[[ Dataset excerpts open ]]

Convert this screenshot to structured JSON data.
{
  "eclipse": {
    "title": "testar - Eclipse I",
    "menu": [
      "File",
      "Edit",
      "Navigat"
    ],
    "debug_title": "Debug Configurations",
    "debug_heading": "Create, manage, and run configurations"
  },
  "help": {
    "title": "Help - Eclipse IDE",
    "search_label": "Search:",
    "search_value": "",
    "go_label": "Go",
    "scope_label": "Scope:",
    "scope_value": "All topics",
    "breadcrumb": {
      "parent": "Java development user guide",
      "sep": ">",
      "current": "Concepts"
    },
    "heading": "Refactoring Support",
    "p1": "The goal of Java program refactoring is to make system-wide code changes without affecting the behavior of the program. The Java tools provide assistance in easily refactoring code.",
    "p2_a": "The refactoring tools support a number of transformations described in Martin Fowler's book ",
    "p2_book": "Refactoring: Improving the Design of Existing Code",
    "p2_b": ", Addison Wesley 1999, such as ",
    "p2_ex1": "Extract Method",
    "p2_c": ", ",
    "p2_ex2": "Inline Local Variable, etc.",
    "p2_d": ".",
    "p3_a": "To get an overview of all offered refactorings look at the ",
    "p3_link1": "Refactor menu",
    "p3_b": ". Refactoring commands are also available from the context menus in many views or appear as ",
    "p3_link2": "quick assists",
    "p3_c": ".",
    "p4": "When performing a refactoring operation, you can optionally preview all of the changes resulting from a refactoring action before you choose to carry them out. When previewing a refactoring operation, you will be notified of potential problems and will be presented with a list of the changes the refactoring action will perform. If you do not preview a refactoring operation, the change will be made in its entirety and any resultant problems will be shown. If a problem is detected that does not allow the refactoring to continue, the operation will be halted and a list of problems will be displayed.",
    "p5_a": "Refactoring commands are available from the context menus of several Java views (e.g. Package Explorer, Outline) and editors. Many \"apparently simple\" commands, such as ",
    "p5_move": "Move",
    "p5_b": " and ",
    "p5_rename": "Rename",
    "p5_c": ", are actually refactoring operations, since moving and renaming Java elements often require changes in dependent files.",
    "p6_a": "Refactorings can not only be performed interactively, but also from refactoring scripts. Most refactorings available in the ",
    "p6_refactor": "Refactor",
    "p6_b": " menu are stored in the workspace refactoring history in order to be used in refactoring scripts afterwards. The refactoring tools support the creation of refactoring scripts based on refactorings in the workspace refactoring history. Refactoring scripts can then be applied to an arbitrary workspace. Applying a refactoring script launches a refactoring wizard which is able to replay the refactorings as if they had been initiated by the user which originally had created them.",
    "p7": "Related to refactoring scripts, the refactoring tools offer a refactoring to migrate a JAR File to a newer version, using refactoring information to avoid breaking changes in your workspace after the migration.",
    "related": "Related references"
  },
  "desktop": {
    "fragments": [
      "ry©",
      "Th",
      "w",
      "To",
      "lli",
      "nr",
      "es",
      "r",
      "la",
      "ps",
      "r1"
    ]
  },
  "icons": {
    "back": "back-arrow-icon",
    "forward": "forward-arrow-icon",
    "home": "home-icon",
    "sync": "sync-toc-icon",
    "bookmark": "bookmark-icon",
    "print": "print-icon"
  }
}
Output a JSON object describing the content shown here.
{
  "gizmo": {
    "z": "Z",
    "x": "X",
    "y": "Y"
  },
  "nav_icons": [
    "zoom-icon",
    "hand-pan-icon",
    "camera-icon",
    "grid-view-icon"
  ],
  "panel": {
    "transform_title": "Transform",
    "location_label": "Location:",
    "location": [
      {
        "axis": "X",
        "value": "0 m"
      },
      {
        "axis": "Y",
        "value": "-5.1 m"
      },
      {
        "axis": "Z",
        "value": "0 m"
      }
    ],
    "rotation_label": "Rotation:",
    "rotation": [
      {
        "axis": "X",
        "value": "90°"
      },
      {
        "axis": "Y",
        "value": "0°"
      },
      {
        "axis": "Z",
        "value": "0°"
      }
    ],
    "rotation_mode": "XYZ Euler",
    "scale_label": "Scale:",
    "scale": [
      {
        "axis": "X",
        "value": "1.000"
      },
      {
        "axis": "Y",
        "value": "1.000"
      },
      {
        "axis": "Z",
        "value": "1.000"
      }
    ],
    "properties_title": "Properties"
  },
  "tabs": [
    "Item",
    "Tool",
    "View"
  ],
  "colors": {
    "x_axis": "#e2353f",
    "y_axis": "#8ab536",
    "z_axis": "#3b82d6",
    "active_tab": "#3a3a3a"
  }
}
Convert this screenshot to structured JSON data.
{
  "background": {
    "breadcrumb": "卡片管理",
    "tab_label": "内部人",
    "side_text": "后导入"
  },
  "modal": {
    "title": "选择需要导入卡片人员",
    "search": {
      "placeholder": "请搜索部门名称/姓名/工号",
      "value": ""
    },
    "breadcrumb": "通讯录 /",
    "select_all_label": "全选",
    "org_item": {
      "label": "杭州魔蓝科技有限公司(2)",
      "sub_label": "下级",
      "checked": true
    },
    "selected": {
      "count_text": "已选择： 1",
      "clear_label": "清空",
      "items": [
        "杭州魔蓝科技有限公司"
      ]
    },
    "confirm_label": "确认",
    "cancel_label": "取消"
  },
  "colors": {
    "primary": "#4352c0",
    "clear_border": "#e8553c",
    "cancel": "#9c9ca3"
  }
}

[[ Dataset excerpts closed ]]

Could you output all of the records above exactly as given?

Convert this screenshot to structured JSON data.
{
  "eclipse": {
    "title": "testar - Eclipse I",
    "menu": [
      "File",
      "Edit",
      "Navigat"
    ],
    "debug_title": "Debug Configurations",
    "debug_heading": "Create, manage, and run configurations"
  },
  "help": {
    "title": "Help - Eclipse IDE",
    "search_label": "Search:",
    "search_value": "",
    "go_label": "Go",
    "scope_label": "Scope:",
    "scope_value": "All topics",
    "breadcrumb": {
      "parent": "Java development user guide",
      "sep": ">",
      "current": "Concepts"
    },
    "heading": "Refactoring Support",
    "p1": "The goal of Java program refactoring is to make system-wide code changes without affecting the behavior of the program. The Java tools provide assistance in easily refactoring code.",
    "p2_a": "The refactoring tools support a number of transformations described in Martin Fowler's book ",
    "p2_book": "Refactoring: Improving the Design of Existing Code",
    "p2_b": ", Addison Wesley 1999, such as ",
    "p2_ex1": "Extract Method",
    "p2_c": ", ",
    "p2_ex2": "Inline Local Variable, etc.",
    "p2_d": ".",
    "p3_a": "To get an overview of all offered refactorings look at the ",
    "p3_link1": "Refactor menu",
    "p3_b": ". Refactoring commands are also available from the context menus in many views or appear as ",
    "p3_link2": "quick assists",
    "p3_c": ".",
    "p4": "When performing a refactoring operation, you can optionally preview all of the changes resulting from a refactoring action before you choose to carry them out. When previewing a refactoring operation, you will be notified of potential problems and will be presented with a list of the changes the refactoring action will perform. If you do not preview a refactoring operation, the change will be made in its entirety and any resultant problems will be shown. If a problem is detected that does not allow the refactoring to continue, the operation will be halted and a list of problems will be displayed.",
    "p5_a": "Refactoring commands are available from the context menus of several Java views (e.g. Package Explorer, Outline) and editors. Many \"apparently simple\" commands, such as ",
    "p5_move": "Move",
    "p5_b": " and ",
    "p5_rename": "Rename",
    "p5_c": ", are actually refactoring operations, since moving and renaming Java elements often require changes in dependent files.",
    "p6_a": "Refactorings can not only be performed interactively, but also from refactoring scripts. Most refactorings available in the ",
    "p6_refactor": "Refactor",
    "p6_b": " menu are stored in the workspace refactoring history in order to be used in refactoring scripts afterwards. The refactoring tools support the creation of refactoring scripts based on refactorings in the workspace refactoring history. Refactoring scripts can then be applied to an arbitrary workspace. Applying a refactoring script launches a refactoring wizard which is able to replay the refactorings as if they had been initiated by the user which originally had created them.",
    "p7": "Related to refactoring scripts, the refactoring tools offer a refactoring to migrate a JAR File to a newer version, using refactoring information to avoid breaking changes in your workspace after the migration.",
    "related": "Related references"
  },
  "desktop": {
    "fragments": [
      "ry©",
      "Th",
      "w",
      "To",
      "lli",
      "nr",
      "es",
      "r",
      "la",
      "ps",
      "r1"
    ]
  },
  "icons": {
    "back": "back-arrow-icon",
    "forward": "forward-arrow-icon",
    "home": "home-icon",
    "sync": "sync-toc-icon",
    "bookmark": "bookmark-icon",
    "print": "print-icon"
  }
}
Output a JSON object describing the content shown here.
{
  "gizmo": {
    "z": "Z",
    "x": "X",
    "y": "Y"
  },
  "nav_icons": [
    "zoom-icon",
    "hand-pan-icon",
    "camera-icon",
    "grid-view-icon"
  ],
  "panel": {
    "transform_title": "Transform",
    "location_label": "Location:",
    "location": [
      {
        "axis": "X",
        "value": "0 m"
      },
      {
        "axis": "Y",
        "value": "-5.1 m"
      },
      {
        "axis": "Z",
        "value": "0 m"
      }
    ],
    "rotation_label": "Rotation:",
    "rotation": [
      {
        "axis": "X",
        "value": "90°"
      },
      {
        "axis": "Y",
        "value": "0°"
      },
      {
        "axis": "Z",
        "value": "0°"
      }
    ],
    "rotation_mode": "XYZ Euler",
    "scale_label": "Scale:",
    "scale": [
      {
        "axis": "X",
        "value": "1.000"
      },
      {
        "axis": "Y",
        "value": "1.000"
      },
      {
        "axis": "Z",
        "value": "1.000"
      }
    ],
    "properties_title": "Properties"
  },
  "tabs": [
    "Item",
    "Tool",
    "View"
  ],
  "colors": {
    "x_axis": "#e2353f",
    "y_axis": "#8ab536",
    "z_axis": "#3b82d6",
    "active_tab": "#3a3a3a"
  }
}
Convert this screenshot to structured JSON data.
{
  "background": {
    "breadcrumb": "卡片管理",
    "tab_label": "内部人",
    "side_text": "后导入"
  },
  "modal": {
    "title": "选择需要导入卡片人员",
    "search": {
      "placeholder": "请搜索部门名称/姓名/工号",
      "value": ""
    },
    "breadcrumb": "通讯录 /",
    "select_all_label": "全选",
    "org_item": {
      "label": "杭州魔蓝科技有限公司(2)",
      "sub_label": "下级",
      "checked": true
    },
    "selected": {
      "count_text": "已选择： 1",
      "clear_label": "清空",
      "items": [
        "杭州魔蓝科技有限公司"
      ]
    },
    "confirm_label": "确认",
    "cancel_label": "取消"
  },
  "colors": {
    "primary": "#4352c0",
    "clear_border": "#e8553c",
    "cancel": "#9c9ca3"
  }
}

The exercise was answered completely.